That is somewhat hard to tell.  I have done some calculations.  In 1998, Proposal B was brought before voters to allow for assisted suicide.  Although it failed statewide as well as in Oakland County, it did better than average in the 9th District (33.05%-66.95%).  I did some calculations, and if we assume that only 75% of voters who voted against the proposal vote for Knollenberg in 2008, Knollenberg would still come out with a win just above 50%.  Peters would received around 45%, and Kevorkian would receive 5%.

This assumes that Kevorkian only gets 5%, and I think he will get a little more from the Democrats who are unsatissfied with the direction of the party.  So, if we assume that Kevorkian gets 8%, 2% more from Peters and 1% from swing-Knollenberg-voters (libertarians), we would have Knollenberg with 49%, Peters with 43% and Kevorkian with 8%.  This leaves plenty of room for Knollenberg to lose a few voters who are mad at the Republican party an the Iraq War, but I think Knollenberg is pretty safe this election.

Again, I’d like to thank Nick for allowing me to report on this race.

Next week, I’ll be looking into some of the fundraising of this race.

Done Analyzing,

Ranting Republican
add to :: Add to Blinkslist :: add to furl :: add to ma.gnolia :: Stumble It! ::

Bipartisan Lawyers Agree: McCain is a Natural Born Citizen

March 28, 2008

The debate began when a complaint was filed on March 6th to the U.S. District Court in Riverside, CA, by Riverside lawyer Andrew Aames, a registered Republican who was formerly a Democrat.  He claimed that a judge needed to step in and decide whether or not John McCain is a “natural born” citizen, because if he is not, he cannot serve as President under the Constitution.  The problem is that the Constitution never defined a natural born citizen.

McCain was born in the Panama Canal Zone (a U.S. territory when McCain was born [August 29th, 1936]) while his father was stationed there in the Navy.  His mother was also an American citizen.
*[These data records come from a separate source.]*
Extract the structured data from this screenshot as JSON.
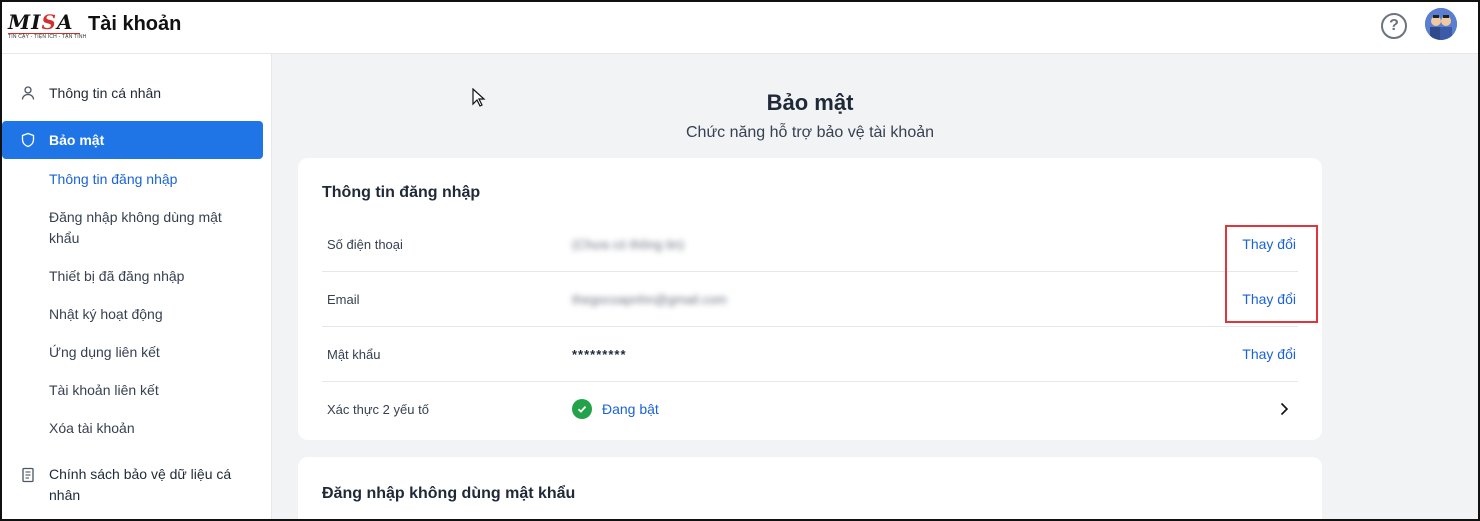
{
  "header": {
    "logo": {
      "text": "MISA",
      "tagline": "TIN CẬY - TIỆN ÍCH - TẬN TÌNH"
    },
    "app_title": "Tài khoản",
    "help_icon": "?"
  },
  "sidebar": {
    "items": [
      {
        "label": "Thông tin cá nhân",
        "icon": "user-icon"
      },
      {
        "label": "Bảo mật",
        "icon": "shield-icon",
        "active": true
      },
      {
        "label": "Chính sách bảo vệ dữ liệu cá nhân",
        "icon": "document-icon"
      }
    ],
    "sub_items": [
      "Thông tin đăng nhập",
      "Đăng nhập không dùng mật khẩu",
      "Thiết bị đã đăng nhập",
      "Nhật ký hoạt động",
      "Ứng dụng liên kết",
      "Tài khoản liên kết",
      "Xóa tài khoản"
    ]
  },
  "main": {
    "title": "Bảo mật",
    "subtitle": "Chức năng hỗ trợ bảo vệ tài khoản",
    "login_card": {
      "title": "Thông tin đăng nhập",
      "rows": [
        {
          "label": "Số điện thoại",
          "value": "(Chưa có thông tin)",
          "action": "Thay đổi"
        },
        {
          "label": "Email",
          "value": "thegocoapnhn@gmail.com",
          "action": "Thay đổi"
        },
        {
          "label": "Mật khẩu",
          "value": "*********",
          "action": "Thay đổi"
        },
        {
          "label": "Xác thực 2 yếu tố",
          "value": "Đang bật"
        }
      ]
    },
    "passwordless_card": {
      "title": "Đăng nhập không dùng mật khẩu"
    }
  },
  "colors": {
    "accent": "#1f75e6",
    "link": "#1a63d6",
    "success": "#22a34a",
    "highlight": "#e0353a",
    "main_bg": "#f2f3f5"
  }
}
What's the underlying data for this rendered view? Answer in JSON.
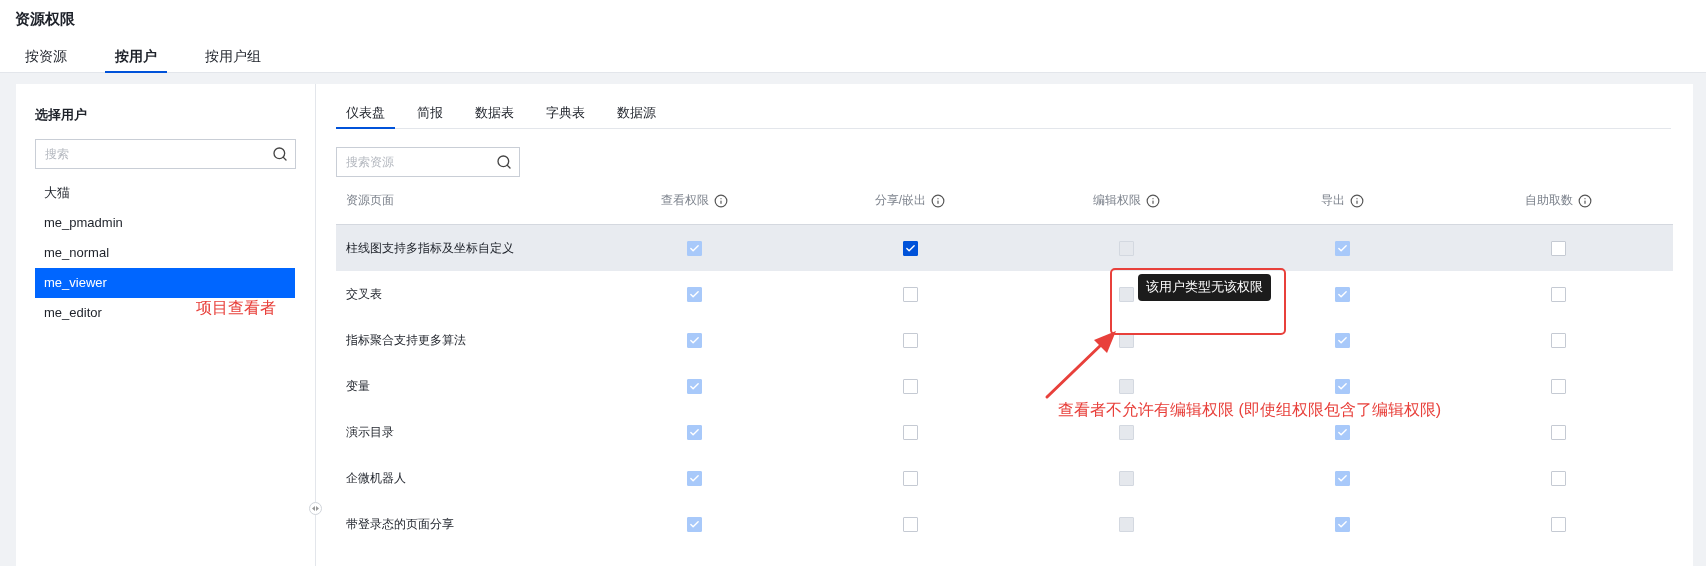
{
  "page_title": "资源权限",
  "top_tabs": [
    {
      "label": "按资源",
      "selected": false
    },
    {
      "label": "按用户",
      "selected": true
    },
    {
      "label": "按用户组",
      "selected": false
    }
  ],
  "user_panel": {
    "title": "选择用户",
    "search": {
      "placeholder": "搜索"
    },
    "users": [
      {
        "name": "大猫",
        "selected": false
      },
      {
        "name": "me_pmadmin",
        "selected": false
      },
      {
        "name": "me_normal",
        "selected": false
      },
      {
        "name": "me_viewer",
        "selected": true
      },
      {
        "name": "me_editor",
        "selected": false
      }
    ]
  },
  "resource_tabs": [
    {
      "label": "仪表盘",
      "selected": true
    },
    {
      "label": "简报",
      "selected": false
    },
    {
      "label": "数据表",
      "selected": false
    },
    {
      "label": "字典表",
      "selected": false
    },
    {
      "label": "数据源",
      "selected": false
    }
  ],
  "resource_search": {
    "placeholder": "搜索资源"
  },
  "table": {
    "columns": [
      {
        "label": "资源页面",
        "info": false
      },
      {
        "label": "查看权限",
        "info": true
      },
      {
        "label": "分享/嵌出",
        "info": true
      },
      {
        "label": "编辑权限",
        "info": true
      },
      {
        "label": "导出",
        "info": true
      },
      {
        "label": "自助取数",
        "info": true
      }
    ],
    "rows": [
      {
        "name": "柱线图支持多指标及坐标自定义",
        "highlighted": true,
        "cells": [
          {
            "checked": true,
            "disabled": true
          },
          {
            "checked": true,
            "disabled": false
          },
          {
            "checked": false,
            "disabled": true
          },
          {
            "checked": true,
            "disabled": true
          },
          {
            "checked": false,
            "disabled": false
          }
        ]
      },
      {
        "name": "交叉表",
        "highlighted": false,
        "cells": [
          {
            "checked": true,
            "disabled": true
          },
          {
            "checked": false,
            "disabled": false
          },
          {
            "checked": false,
            "disabled": true
          },
          {
            "checked": true,
            "disabled": true
          },
          {
            "checked": false,
            "disabled": false
          }
        ]
      },
      {
        "name": "指标聚合支持更多算法",
        "highlighted": false,
        "cells": [
          {
            "checked": true,
            "disabled": true
          },
          {
            "checked": false,
            "disabled": false
          },
          {
            "checked": false,
            "disabled": true
          },
          {
            "checked": true,
            "disabled": true
          },
          {
            "checked": false,
            "disabled": false
          }
        ]
      },
      {
        "name": "变量",
        "highlighted": false,
        "cells": [
          {
            "checked": true,
            "disabled": true
          },
          {
            "checked": false,
            "disabled": false
          },
          {
            "checked": false,
            "disabled": true
          },
          {
            "checked": true,
            "disabled": true
          },
          {
            "checked": false,
            "disabled": false
          }
        ]
      },
      {
        "name": "演示目录",
        "highlighted": false,
        "cells": [
          {
            "checked": true,
            "disabled": true
          },
          {
            "checked": false,
            "disabled": false
          },
          {
            "checked": false,
            "disabled": true
          },
          {
            "checked": true,
            "disabled": true
          },
          {
            "checked": false,
            "disabled": false
          }
        ]
      },
      {
        "name": "企微机器人",
        "highlighted": false,
        "cells": [
          {
            "checked": true,
            "disabled": true
          },
          {
            "checked": false,
            "disabled": false
          },
          {
            "checked": false,
            "disabled": true
          },
          {
            "checked": true,
            "disabled": true
          },
          {
            "checked": false,
            "disabled": false
          }
        ]
      },
      {
        "name": "带登录态的页面分享",
        "highlighted": false,
        "cells": [
          {
            "checked": true,
            "disabled": true
          },
          {
            "checked": false,
            "disabled": false
          },
          {
            "checked": false,
            "disabled": true
          },
          {
            "checked": true,
            "disabled": true
          },
          {
            "checked": false,
            "disabled": false
          }
        ]
      }
    ]
  },
  "tooltip": {
    "text": "该用户类型无该权限"
  },
  "annotations": [
    {
      "kind": "label",
      "text": "项目查看者"
    },
    {
      "kind": "callout",
      "text": "查看者不允许有编辑权限 (即使组权限包含了编辑权限)"
    }
  ]
}
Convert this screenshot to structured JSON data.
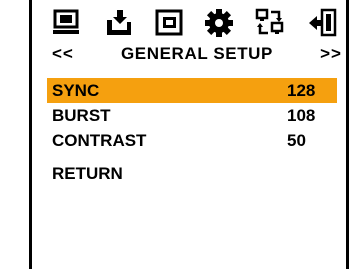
{
  "colors": {
    "accent": "#f5a00f",
    "icon": "#000000"
  },
  "icons": [
    "monitor-icon",
    "download-icon",
    "picture-in-picture-icon",
    "gear-icon",
    "network-icon",
    "exit-icon"
  ],
  "header": {
    "left": "<<",
    "title": "GENERAL SETUP",
    "right": ">>"
  },
  "menu": {
    "items": [
      {
        "label": "SYNC",
        "value": "128",
        "selected": true
      },
      {
        "label": "BURST",
        "value": "108",
        "selected": false
      },
      {
        "label": "CONTRAST",
        "value": "50",
        "selected": false
      }
    ],
    "return_label": "RETURN"
  }
}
The 2 lawyers, former Solicitor General Ted Olson (R-McCain) and Harvard Law Professor Laurence H. Trive (D-Obama), issued a statement saying, “Based on the original meaning of the Constitution, the Framers’ intentions, and subsequent legal and historical precedent, Senator McCain’s birth to parents who were U.S. citizens, serving on a U.S. military base in the Panama Canal Zone in 1936, makes him a ‘natural born citizen’ within the meaning of the Constitution.”

Presumably, the judge will still have to reach a decision, but I think McCain is just fine in running.

Senator Claire McCaskill (D-MO-Obama) has introduced a bill that would define a “natural born citizen” as “anyone born to any U.S. citizen while serving in the active or reserve components of the U.S. armed forces” (Newsmax).  Obama has joined in sponsoring the bill.

Again, I think that McCain is perfectly fine and has nothing to worry about.

Done Reporting,

Ranting Republican
add to :: Add to Blinkslist :: add to furl :: add to ma.gnolia :: Stumble It! ::

%d bloggers like this: